- has threatened to perform an act which is likely to endanger his or her own life,
- intends to cause the infliction of serious bodily harm to himself or herself,
- is in (or is likely to be in) mortal danger,
- is dying (or is likely to die),
- is being (or has been) seriously injured.
The options below are the most commonly needed. If you have specific tracking requirements not covered by the services below then get in touch with us to discuss your options. All enquiries for this service must be made via email to email@example.com. We will not respond to anonymous enquiries, so if you can only email from Gmail or another free email service then please provide your full name and a landline number so that your bona fides can be verified.
PURPOSETo zero in on and confirm a person’s likely place of residence or employment.
HOW IT WORKSA location is obtained on two different days at around the same time (usually in the early hours of the morning for a residential address or late morning for an employment address).
PURPOSETo actively track a person who needs to be intercepted or apprehended.

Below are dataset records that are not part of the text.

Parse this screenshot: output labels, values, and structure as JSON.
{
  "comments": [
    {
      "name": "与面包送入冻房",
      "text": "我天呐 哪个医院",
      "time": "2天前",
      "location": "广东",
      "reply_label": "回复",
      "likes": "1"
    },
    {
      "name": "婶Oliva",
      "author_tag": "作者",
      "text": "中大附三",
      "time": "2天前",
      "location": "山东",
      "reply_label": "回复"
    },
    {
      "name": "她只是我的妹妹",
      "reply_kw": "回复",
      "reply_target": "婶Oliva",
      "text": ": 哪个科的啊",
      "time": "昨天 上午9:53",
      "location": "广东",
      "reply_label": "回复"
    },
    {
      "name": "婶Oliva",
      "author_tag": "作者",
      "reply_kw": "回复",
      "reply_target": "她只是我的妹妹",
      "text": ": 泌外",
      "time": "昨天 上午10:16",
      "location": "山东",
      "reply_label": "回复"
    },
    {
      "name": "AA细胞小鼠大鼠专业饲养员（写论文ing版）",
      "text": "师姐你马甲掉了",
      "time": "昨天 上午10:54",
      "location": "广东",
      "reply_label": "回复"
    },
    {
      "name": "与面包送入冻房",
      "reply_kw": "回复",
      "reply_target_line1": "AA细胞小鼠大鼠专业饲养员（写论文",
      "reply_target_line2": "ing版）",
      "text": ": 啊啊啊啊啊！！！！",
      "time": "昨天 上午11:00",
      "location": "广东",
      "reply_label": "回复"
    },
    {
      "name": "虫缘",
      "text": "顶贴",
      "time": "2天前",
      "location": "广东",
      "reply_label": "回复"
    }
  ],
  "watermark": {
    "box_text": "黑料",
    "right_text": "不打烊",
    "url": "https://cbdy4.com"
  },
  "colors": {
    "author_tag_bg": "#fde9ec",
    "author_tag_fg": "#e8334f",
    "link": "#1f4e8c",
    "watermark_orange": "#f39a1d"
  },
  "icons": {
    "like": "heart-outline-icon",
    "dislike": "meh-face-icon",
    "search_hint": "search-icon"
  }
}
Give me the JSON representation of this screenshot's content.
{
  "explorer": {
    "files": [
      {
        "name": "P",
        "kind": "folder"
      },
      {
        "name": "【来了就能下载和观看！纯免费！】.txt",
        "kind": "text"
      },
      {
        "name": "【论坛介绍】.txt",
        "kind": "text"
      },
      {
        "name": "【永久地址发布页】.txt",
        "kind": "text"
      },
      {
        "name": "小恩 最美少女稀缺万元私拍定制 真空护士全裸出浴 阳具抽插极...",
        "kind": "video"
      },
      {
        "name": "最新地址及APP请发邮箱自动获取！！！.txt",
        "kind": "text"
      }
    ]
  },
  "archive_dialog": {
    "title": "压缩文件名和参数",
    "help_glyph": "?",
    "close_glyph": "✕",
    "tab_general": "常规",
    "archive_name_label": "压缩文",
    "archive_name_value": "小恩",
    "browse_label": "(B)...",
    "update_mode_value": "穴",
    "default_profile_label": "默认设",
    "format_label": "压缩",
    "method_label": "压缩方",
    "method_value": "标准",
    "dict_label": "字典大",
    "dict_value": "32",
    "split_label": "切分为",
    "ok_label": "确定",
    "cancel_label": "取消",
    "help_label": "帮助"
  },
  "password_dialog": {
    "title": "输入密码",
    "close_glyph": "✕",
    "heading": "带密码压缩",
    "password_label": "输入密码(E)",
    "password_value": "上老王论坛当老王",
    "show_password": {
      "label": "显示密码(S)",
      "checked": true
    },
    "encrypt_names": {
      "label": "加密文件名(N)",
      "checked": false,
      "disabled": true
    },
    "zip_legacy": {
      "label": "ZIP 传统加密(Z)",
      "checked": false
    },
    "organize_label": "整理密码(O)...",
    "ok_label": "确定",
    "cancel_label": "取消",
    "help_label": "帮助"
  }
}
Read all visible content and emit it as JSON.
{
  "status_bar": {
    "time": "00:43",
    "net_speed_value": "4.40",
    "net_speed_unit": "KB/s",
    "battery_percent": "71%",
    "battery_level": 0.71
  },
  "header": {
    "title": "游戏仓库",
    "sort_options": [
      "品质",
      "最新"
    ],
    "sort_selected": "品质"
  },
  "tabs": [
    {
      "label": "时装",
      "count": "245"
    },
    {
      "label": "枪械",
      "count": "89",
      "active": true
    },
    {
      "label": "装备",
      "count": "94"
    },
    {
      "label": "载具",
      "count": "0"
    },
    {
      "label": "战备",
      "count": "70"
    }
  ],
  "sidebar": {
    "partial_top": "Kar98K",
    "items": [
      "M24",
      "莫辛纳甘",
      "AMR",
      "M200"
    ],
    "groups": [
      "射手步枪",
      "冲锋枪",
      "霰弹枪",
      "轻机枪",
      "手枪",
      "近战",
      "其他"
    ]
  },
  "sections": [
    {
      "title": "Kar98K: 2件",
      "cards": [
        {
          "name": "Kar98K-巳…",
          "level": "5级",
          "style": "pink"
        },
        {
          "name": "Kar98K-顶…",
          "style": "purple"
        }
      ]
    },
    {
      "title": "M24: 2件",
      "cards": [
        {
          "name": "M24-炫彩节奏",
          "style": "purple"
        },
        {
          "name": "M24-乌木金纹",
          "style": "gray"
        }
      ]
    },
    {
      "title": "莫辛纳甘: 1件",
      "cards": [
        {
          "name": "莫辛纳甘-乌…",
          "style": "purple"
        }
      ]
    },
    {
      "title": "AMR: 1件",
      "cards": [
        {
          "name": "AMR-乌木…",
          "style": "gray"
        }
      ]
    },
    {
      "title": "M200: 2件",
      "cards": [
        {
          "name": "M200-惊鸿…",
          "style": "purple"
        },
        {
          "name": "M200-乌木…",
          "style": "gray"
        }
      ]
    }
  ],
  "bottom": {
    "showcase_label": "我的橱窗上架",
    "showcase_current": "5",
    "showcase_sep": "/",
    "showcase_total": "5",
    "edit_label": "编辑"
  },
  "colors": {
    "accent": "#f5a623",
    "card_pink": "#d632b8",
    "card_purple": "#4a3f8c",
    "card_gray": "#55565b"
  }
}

HOW IT WORKSAt least 10 locations are obtained within a one hour period (the period can be extended to 2 hours by prior arrangement). Locations cannot be obtained quicker than 1 every 5 mins.
PURPOSETo obtain the current location (or the location as at a specific time)

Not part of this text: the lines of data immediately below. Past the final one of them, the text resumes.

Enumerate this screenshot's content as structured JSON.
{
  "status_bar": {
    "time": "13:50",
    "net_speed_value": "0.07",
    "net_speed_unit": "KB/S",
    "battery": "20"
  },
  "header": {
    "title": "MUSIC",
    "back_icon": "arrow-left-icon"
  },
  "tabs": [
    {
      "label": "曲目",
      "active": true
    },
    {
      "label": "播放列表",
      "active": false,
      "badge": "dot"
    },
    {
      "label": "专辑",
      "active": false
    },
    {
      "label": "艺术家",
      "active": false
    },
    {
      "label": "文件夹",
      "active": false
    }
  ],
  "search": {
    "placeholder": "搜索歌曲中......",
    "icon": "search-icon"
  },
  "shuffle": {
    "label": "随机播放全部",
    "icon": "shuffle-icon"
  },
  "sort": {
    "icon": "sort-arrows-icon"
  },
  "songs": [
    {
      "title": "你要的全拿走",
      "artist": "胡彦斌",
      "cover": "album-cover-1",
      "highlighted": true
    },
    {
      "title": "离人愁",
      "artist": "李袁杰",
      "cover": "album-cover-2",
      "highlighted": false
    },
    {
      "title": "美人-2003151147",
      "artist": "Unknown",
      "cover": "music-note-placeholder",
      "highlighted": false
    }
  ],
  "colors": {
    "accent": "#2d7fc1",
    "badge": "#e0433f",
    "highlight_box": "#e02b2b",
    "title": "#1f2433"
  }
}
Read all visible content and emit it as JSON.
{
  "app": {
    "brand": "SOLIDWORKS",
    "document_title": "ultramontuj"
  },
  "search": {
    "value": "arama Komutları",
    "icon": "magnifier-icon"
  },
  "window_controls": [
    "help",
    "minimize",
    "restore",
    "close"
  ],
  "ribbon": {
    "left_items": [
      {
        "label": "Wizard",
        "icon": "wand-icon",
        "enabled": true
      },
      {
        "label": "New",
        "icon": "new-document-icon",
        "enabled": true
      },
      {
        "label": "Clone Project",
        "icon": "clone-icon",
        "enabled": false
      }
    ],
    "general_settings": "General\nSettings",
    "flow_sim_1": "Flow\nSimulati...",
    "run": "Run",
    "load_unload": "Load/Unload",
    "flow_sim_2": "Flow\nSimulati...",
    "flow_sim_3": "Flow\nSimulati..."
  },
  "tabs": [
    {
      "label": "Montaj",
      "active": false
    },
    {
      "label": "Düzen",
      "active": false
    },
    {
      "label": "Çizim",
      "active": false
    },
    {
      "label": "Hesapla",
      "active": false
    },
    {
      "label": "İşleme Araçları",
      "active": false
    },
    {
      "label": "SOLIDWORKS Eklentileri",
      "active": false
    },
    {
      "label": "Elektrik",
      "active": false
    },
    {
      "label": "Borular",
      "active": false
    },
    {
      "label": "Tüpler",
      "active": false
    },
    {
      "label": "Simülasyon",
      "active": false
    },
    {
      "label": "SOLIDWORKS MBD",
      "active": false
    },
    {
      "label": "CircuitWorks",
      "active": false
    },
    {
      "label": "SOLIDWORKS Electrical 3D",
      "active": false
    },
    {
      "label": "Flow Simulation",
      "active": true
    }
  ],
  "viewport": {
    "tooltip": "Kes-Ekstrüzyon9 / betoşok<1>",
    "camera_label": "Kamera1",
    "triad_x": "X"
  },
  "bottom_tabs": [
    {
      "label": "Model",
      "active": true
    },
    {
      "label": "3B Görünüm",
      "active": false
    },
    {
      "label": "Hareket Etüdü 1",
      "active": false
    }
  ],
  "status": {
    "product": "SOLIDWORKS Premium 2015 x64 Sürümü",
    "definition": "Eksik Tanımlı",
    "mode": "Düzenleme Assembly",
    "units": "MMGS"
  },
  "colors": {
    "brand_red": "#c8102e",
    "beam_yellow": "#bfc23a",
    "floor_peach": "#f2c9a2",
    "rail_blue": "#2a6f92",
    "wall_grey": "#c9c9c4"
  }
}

HOW IT WORKSYou will either request an immediate location (the location at this moment in time) or a scheduled location (the location at some future date/time).

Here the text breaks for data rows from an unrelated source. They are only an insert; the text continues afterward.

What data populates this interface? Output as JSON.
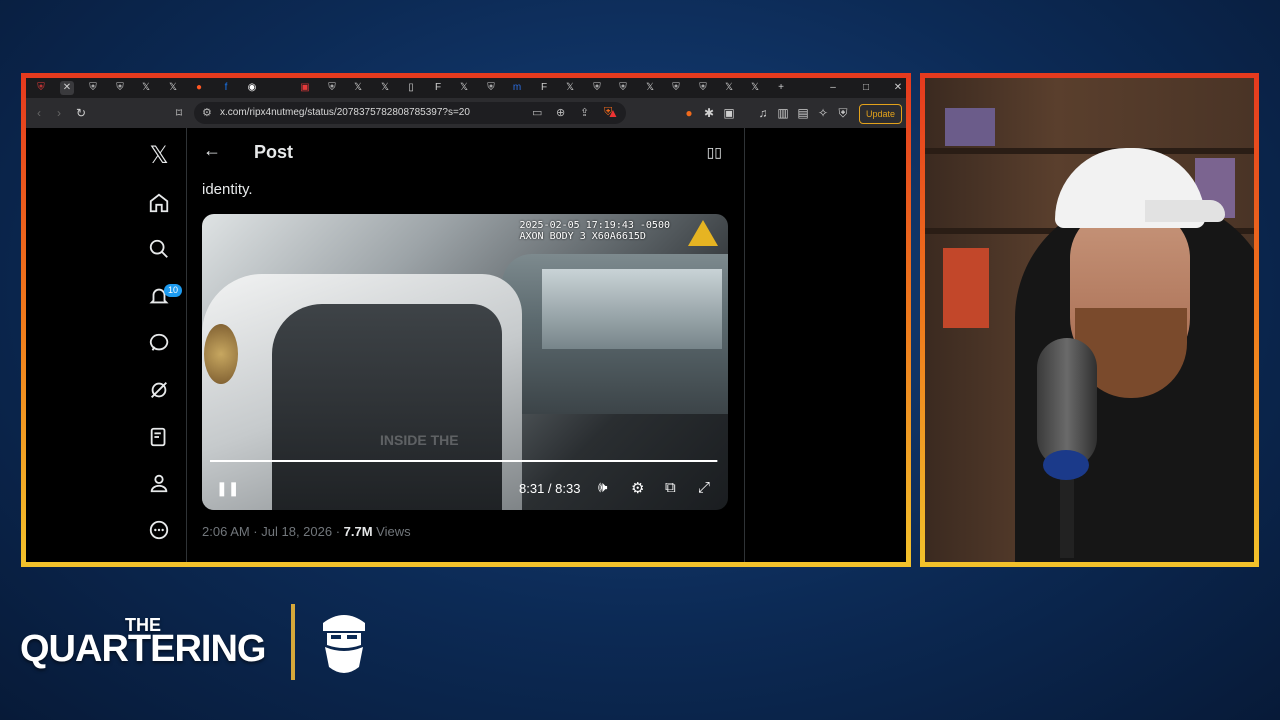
{
  "browser": {
    "url": "x.com/ripx4nutmeg/status/2078375782808785397?s=20",
    "update_label": "Update",
    "tab_icons": [
      "shield-icon",
      "close-icon",
      "shield-icon",
      "shield-icon",
      "x-icon",
      "x-icon",
      "reddit-icon",
      "facebook-icon",
      "chrome-icon",
      "shield-icon",
      "shield-icon",
      "x-icon",
      "x-icon",
      "generic-icon",
      "f-icon",
      "x-icon",
      "m-icon",
      "f-icon",
      "x-icon",
      "shield-icon",
      "x-icon",
      "shield-icon",
      "shield-icon",
      "x-icon",
      "x-icon",
      "plus-icon"
    ],
    "window_controls": [
      "minimize",
      "maximize",
      "close"
    ]
  },
  "x_nav": {
    "notifications_badge": "10",
    "items": [
      "x-logo",
      "home",
      "search",
      "notifications",
      "messages",
      "grok",
      "lists",
      "profile",
      "more"
    ]
  },
  "post": {
    "header_title": "Post",
    "text": "identity.",
    "video": {
      "stamp_line1": "2025-02-05 17:19:43 -0500",
      "stamp_line2": "AXON BODY 3 X60A6615D",
      "watermark": "INSIDE THE",
      "time_display": "8:31 / 8:33",
      "progress_fraction": 0.998
    },
    "meta_time": "2:06 AM · Jul 18, 2026 · ",
    "views_count": "7.7M",
    "views_label": " Views"
  },
  "branding": {
    "the": "THE",
    "name": "QUARTERING",
    "accent_color": "#d6a83a"
  }
}
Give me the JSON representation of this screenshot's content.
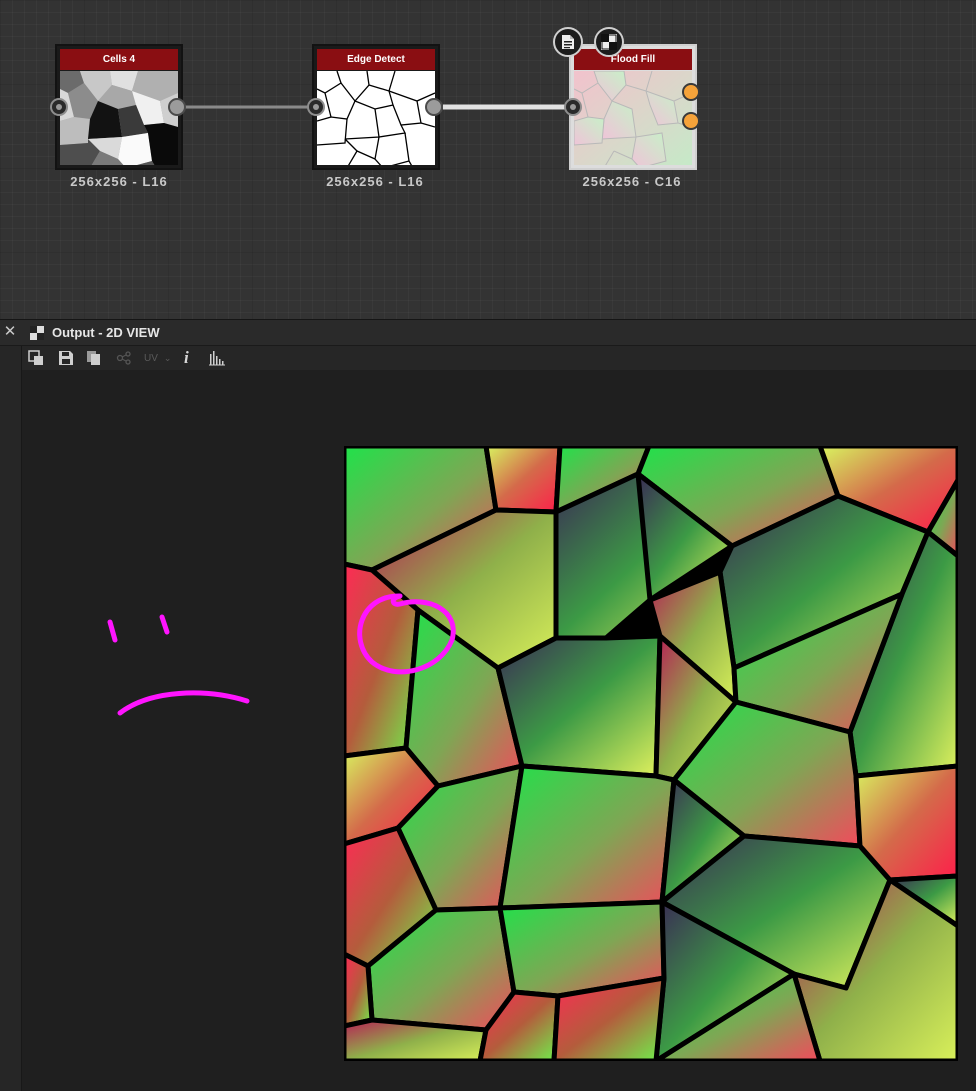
{
  "graph": {
    "nodes": [
      {
        "id": "cells",
        "title": "Cells 4",
        "caption": "256x256 - L16"
      },
      {
        "id": "edge",
        "title": "Edge Detect",
        "caption": "256x256 - L16"
      },
      {
        "id": "flood",
        "title": "Flood Fill",
        "caption": "256x256 - C16"
      }
    ],
    "badges": [
      "document-icon",
      "2d-view-icon"
    ],
    "port_output_color": "#f6a33a",
    "title_bar_color": "#8a0e12"
  },
  "panel": {
    "title": "Output - 2D VIEW",
    "toolbar": {
      "items": [
        "export-icon",
        "save-icon",
        "copy-icon",
        "link-icon",
        "uv-dropdown",
        "info-icon",
        "histogram-icon"
      ],
      "uv_label": "UV"
    }
  },
  "annotation": {
    "color": "#ff14ff"
  }
}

LAST KNOWN LOCATION
PURPOSEIntended for situations where the device is not turned on (i.e. is untrackable)
HOW IT WORKSThe last known location is often available even if the device is turned off. The last known location is usually only as accurate as the last cell tower used.
How Cell Tracking Works
There are a number of tracking methods available on most networks. They include:
- Network-based Tracking
- Handset-based Tracking
- SIM-based Tracking
- Hybrid Tracking
This utilizes the network operator’s GSM infrastructure (together with software, complex alorithms and the laws of physics) to estimate or localize the phone’s current position relative to the cell phone towers in it’s vicinity. It does not use the Global Positioning System of GPS navigation satellites to calculate the device’s current location and therefore does not require access to the device being tracked. The downside of this, of course, is that it cannot deliver the degree of accuracy that GPS devices do.
Handset-based tracking has major advantages and major disadvantages. The biggest drawbacks are that it can only work on smartphones, and for it to work at all, certain software needs to be present on that target handset. On the plus side, all modern smartphones are equipped with GPS receivers which means that the location accuracy is generally much higher than network-based tracking. In addition to GPS, handsets can query the network infrastructure and obtain positioning data such as the COO (cell of origin), TA (timing advance) and NMR (network measurement report). This data can be used to approximate a location based on the enhanced observed time difference (E-OTD) and other signal timing methods. This is the preferred method of positioning used in systems like E911 in the USA.
SIM-based tracking is relatively new. The major advantages of SIM-based tracking is that it is device and network agnostic – that means it will work on any make or model phone and on any network. An applet (a small Java application) residing on the SIM card gathers location and signalling data from the networks and then uses complex algorithms to approximate a location. This data can then be sent via SMS or USSD. SIM-based tracking uses a fraction of the power that GPS does and it is able to provide an accurate location – even indoors. In many instances, the SIM card will have access to network data that the handset itself isn’t able to access, and on a whole, SIM-based tracking appears to superior.
Hybrid tracking solutions, as the name suggests, use a combination of the other methods plus additional telemetry and positioning data that might be available from WiFi, Bluetooth, HTML5 and other technologies. An example of hybrid tracking would be A-GPS (assisted GPS) which marries both GPS satellite location data with network-related data to improve the accuracy and turnaround of location results.